Near to the new junction of the temporary road as it meets the Welsh lane was a triangular field of an acre, used by the drovers to rest their stock, such as there is at the Magpie junction. That history has been destroyed by HS2 as have other field names, by developers. Field names tell you a lot about the former characters and history of the parish.

When farming I had a 25 acre field called mushroom after a sudden crop of mushrooms appeared many years previously, and in 1992 two metal detectorists found a horde of Roman coins dating from 79 AD to 210 AD. It was thought that a pot had been buried which had been broken by the plough and spread in a small area. The Coroner’s court ruled they were not treasure trove but Warwick museum catalogued and kept most of them.

Richard Fonge

Village Shop Newsletter for March 2024

March 1st, 2024

February on the farm (2024)

February 10th, 2024

Vincenzo Luigi Cugini at work on Syresham church roof in 1970. Photograph by Colin Wootton

Richard Fonge writes:

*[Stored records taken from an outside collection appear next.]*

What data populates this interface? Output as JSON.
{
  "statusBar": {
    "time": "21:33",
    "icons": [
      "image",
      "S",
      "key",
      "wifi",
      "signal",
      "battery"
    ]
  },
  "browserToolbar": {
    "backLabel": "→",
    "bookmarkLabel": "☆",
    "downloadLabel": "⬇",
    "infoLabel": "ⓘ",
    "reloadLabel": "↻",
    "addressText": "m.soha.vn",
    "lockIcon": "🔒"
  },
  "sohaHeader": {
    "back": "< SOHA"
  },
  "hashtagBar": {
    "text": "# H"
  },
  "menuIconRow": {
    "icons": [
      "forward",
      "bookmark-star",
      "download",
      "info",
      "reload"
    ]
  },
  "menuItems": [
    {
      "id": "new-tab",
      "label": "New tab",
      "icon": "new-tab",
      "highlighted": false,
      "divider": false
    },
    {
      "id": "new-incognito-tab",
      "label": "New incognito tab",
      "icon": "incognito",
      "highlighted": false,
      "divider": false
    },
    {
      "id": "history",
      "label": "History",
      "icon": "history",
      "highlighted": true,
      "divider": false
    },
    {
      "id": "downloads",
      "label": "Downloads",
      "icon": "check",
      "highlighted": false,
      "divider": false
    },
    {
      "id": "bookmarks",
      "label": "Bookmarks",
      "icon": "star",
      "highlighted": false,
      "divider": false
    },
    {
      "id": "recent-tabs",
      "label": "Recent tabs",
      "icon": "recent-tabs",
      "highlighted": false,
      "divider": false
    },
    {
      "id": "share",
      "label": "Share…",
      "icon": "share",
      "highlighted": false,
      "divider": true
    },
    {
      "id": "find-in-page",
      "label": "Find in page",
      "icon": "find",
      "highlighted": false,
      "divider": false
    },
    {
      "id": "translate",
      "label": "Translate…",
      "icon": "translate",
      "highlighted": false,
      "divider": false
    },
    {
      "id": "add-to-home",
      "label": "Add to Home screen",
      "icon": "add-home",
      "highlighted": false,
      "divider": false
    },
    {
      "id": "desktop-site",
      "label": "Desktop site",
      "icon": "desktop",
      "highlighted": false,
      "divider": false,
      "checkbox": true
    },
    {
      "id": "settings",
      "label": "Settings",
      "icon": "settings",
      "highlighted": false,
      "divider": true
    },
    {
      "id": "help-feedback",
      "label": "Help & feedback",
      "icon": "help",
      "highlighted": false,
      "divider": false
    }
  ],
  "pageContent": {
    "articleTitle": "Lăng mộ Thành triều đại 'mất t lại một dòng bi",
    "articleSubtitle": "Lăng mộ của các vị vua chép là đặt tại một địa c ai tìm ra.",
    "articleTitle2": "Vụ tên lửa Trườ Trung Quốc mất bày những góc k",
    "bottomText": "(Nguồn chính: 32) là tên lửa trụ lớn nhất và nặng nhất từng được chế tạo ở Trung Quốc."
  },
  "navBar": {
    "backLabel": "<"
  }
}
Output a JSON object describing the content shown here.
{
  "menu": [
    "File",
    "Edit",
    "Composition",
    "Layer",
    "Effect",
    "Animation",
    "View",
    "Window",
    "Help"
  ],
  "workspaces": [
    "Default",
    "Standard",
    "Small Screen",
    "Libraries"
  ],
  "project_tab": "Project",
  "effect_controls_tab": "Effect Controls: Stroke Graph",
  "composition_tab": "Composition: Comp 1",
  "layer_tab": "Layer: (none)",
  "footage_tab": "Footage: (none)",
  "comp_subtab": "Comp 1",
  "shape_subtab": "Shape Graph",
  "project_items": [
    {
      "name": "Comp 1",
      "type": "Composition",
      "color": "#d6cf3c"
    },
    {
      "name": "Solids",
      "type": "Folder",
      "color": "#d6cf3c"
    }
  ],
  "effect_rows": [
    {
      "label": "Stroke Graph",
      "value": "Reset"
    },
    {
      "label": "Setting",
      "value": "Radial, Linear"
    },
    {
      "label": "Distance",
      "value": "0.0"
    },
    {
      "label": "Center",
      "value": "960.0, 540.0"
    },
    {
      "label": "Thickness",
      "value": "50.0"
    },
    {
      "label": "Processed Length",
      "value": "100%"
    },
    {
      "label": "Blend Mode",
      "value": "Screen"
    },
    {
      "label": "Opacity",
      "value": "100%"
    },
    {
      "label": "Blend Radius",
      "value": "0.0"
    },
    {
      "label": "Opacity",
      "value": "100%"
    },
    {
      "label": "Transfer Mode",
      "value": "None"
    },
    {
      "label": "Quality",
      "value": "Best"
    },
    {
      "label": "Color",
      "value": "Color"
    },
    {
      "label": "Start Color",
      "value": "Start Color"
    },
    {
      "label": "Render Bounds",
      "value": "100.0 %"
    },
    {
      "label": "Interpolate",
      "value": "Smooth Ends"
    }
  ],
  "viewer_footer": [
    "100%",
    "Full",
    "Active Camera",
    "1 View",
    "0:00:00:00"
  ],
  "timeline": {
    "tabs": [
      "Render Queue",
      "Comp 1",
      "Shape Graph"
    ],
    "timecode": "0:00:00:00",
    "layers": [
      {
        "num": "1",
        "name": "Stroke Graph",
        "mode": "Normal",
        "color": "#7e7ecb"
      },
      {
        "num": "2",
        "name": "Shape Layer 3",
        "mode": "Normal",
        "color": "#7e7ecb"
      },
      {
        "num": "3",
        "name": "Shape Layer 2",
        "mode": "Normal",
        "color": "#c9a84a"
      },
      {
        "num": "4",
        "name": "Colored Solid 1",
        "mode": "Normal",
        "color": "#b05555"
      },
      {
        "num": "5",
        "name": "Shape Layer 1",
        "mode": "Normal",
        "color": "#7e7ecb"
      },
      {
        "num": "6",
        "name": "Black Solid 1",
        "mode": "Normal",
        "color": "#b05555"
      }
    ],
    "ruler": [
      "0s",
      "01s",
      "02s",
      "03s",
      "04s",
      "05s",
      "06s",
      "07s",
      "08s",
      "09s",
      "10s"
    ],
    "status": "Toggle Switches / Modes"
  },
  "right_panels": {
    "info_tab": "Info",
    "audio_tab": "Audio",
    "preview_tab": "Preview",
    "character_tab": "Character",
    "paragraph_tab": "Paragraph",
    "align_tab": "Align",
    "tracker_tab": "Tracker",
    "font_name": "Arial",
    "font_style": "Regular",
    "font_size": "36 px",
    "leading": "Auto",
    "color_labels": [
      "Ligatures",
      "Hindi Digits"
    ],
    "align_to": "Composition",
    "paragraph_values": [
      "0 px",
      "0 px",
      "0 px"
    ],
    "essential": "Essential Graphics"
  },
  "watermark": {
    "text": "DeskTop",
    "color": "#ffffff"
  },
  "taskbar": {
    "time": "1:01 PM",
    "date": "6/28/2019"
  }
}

The countryside remains much the same as it has for last three months, with hedge trimming the only task being carried out. Whilst some is done by the farmer himself, most hedge trimming is done by a contractor. With some dispensation allowed in August to cut, the season extends from September to the end of February. A contractor therefore has six months to plan his work, and one man has been doing this for well over fifty years. Many of you may have recognised a small blue Leyland tractor at work in the parishes around here, cutting hedges in winter and mowing grass verges for the council in summer. This combination of senior citizen and tractor of sixties vintage still do a high class job, and have created quite a record for longevity.

Noel is a great character always happy to break off for a chat and recite a yarn or two, and this brings me to mention a past Sulgrave village character, known only to those of you who have lived in the village for a long time. In Manor Rd you may have noticed a cottage between Nutcracker and Hill Farm house that has a wide oak front door with raised and fielded panels and inscribed in the stonework above are the initials V.L.C. 1956. This was the home of Vincenzo Luigi Cugini, an Italian carpenter, joiner and cabinet maker who worked for the village builders, Wootton Brothers. He made the door in the company’s carpenters’ workshop between the telephone exchange and the present village shop to advertise his skills. Vince was conscripted into the Italian army, serving time in Abyssinia before surrendering along with many other Italians at the battle of El Alamein. He then came as a prisoner of war to the Sulgrave camp situated on the left up the Helmdon Rd (a stack of white silage bags mark the area today). This was in 1943 and the prisoners, all Italians, were sent to work on the local farms. Vincent like many of his compatriots stayed on after the war and was offered a job by Sid Wootton, father of Colin (who has been kind enough to supply this information) and he was to stay with the firm until his retirement. He was a master craftsman and I have witnessed some of his work in a friend’s house built in the late sixties. Married with a family before the war separated them, he was to marry a Sulgrave lady called Connie, who outlived him by some twenty years.

Sulgrave has a rich history and this true story needs to be remembered for posterity.

Richard Fonge